▶ **WHAT YOU ARE ASKED TO DO**
Set down the listing exactly as given, minus images.

▶ **MATERIAL FOR THIS TASK**
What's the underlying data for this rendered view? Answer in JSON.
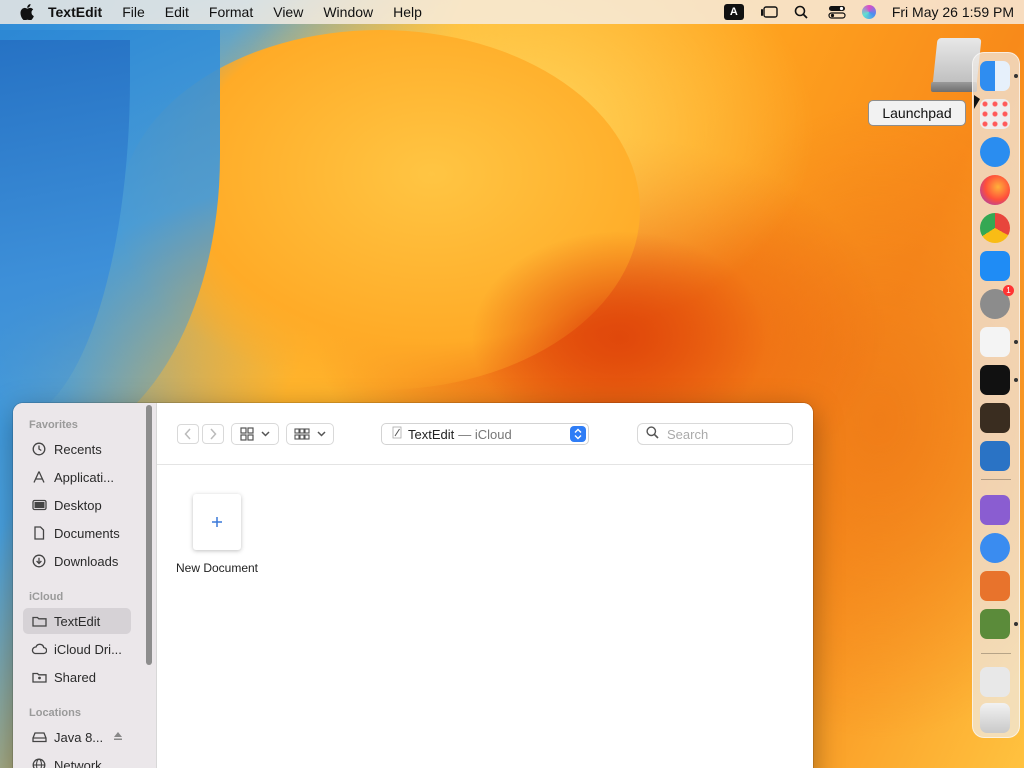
{
  "menubar": {
    "app": "TextEdit",
    "items": [
      "File",
      "Edit",
      "Format",
      "View",
      "Window",
      "Help"
    ],
    "input_source": "A",
    "datetime": "Fri May 26  1:59 PM"
  },
  "tooltip": "Launchpad",
  "dock": {
    "items": [
      {
        "name": "finder",
        "color": "#2f8df0"
      },
      {
        "name": "launchpad",
        "color": "#eaeaea"
      },
      {
        "name": "safari",
        "color": "#2a8df0"
      },
      {
        "name": "firefox",
        "color": "#ff6a1a"
      },
      {
        "name": "chrome",
        "color": "#ffffff"
      },
      {
        "name": "app-store",
        "color": "#1f8cf5"
      },
      {
        "name": "system-settings",
        "color": "#8c8c8c"
      },
      {
        "name": "textedit",
        "color": "#f4f4f4"
      },
      {
        "name": "terminal",
        "color": "#111111"
      },
      {
        "name": "guitar-app",
        "color": "#3a2d20"
      },
      {
        "name": "vscode",
        "color": "#2a73c5"
      },
      {
        "name": "visual-studio",
        "color": "#8a5dd1"
      },
      {
        "name": "launcher-app",
        "color": "#3a8cf0"
      },
      {
        "name": "network-app",
        "color": "#e8732c"
      },
      {
        "name": "minecraft",
        "color": "#5b8b3a"
      },
      {
        "name": "preview-window",
        "color": "#e8e8e8"
      },
      {
        "name": "trash",
        "color": "#dcdcdc"
      }
    ],
    "settings_badge": "1"
  },
  "window": {
    "sidebar": {
      "favorites_header": "Favorites",
      "favorites": [
        "Recents",
        "Applicati...",
        "Desktop",
        "Documents",
        "Downloads"
      ],
      "icloud_header": "iCloud",
      "icloud": [
        "TextEdit",
        "iCloud Dri...",
        "Shared"
      ],
      "locations_header": "Locations",
      "locations": [
        "Java 8...",
        "Network"
      ]
    },
    "location": {
      "name": "TextEdit",
      "sub": "— iCloud"
    },
    "search_placeholder": "Search",
    "new_document_label": "New Document"
  }
}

▶ **FINISHED TASK**
What's the underlying data for this rendered view? Answer in JSON.
{
  "menubar": {
    "app": "TextEdit",
    "items": [
      "File",
      "Edit",
      "Format",
      "View",
      "Window",
      "Help"
    ],
    "input_source": "A",
    "datetime": "Fri May 26  1:59 PM"
  },
  "tooltip": "Launchpad",
  "dock": {
    "items": [
      {
        "name": "finder",
        "color": "#2f8df0"
      },
      {
        "name": "launchpad",
        "color": "#eaeaea"
      },
      {
        "name": "safari",
        "color": "#2a8df0"
      },
      {
        "name": "firefox",
        "color": "#ff6a1a"
      },
      {
        "name": "chrome",
        "color": "#ffffff"
      },
      {
        "name": "app-store",
        "color": "#1f8cf5"
      },
      {
        "name": "system-settings",
        "color": "#8c8c8c"
      },
      {
        "name": "textedit",
        "color": "#f4f4f4"
      },
      {
        "name": "terminal",
        "color": "#111111"
      },
      {
        "name": "guitar-app",
        "color": "#3a2d20"
      },
      {
        "name": "vscode",
        "color": "#2a73c5"
      },
      {
        "name": "visual-studio",
        "color": "#8a5dd1"
      },
      {
        "name": "launcher-app",
        "color": "#3a8cf0"
      },
      {
        "name": "network-app",
        "color": "#e8732c"
      },
      {
        "name": "minecraft",
        "color": "#5b8b3a"
      },
      {
        "name": "preview-window",
        "color": "#e8e8e8"
      },
      {
        "name": "trash",
        "color": "#dcdcdc"
      }
    ],
    "settings_badge": "1"
  },
  "window": {
    "sidebar": {
      "favorites_header": "Favorites",
      "favorites": [
        "Recents",
        "Applicati...",
        "Desktop",
        "Documents",
        "Downloads"
      ],
      "icloud_header": "iCloud",
      "icloud": [
        "TextEdit",
        "iCloud Dri...",
        "Shared"
      ],
      "locations_header": "Locations",
      "locations": [
        "Java 8...",
        "Network"
      ]
    },
    "location": {
      "name": "TextEdit",
      "sub": "— iCloud"
    },
    "search_placeholder": "Search",
    "new_document_label": "New Document"
  }
}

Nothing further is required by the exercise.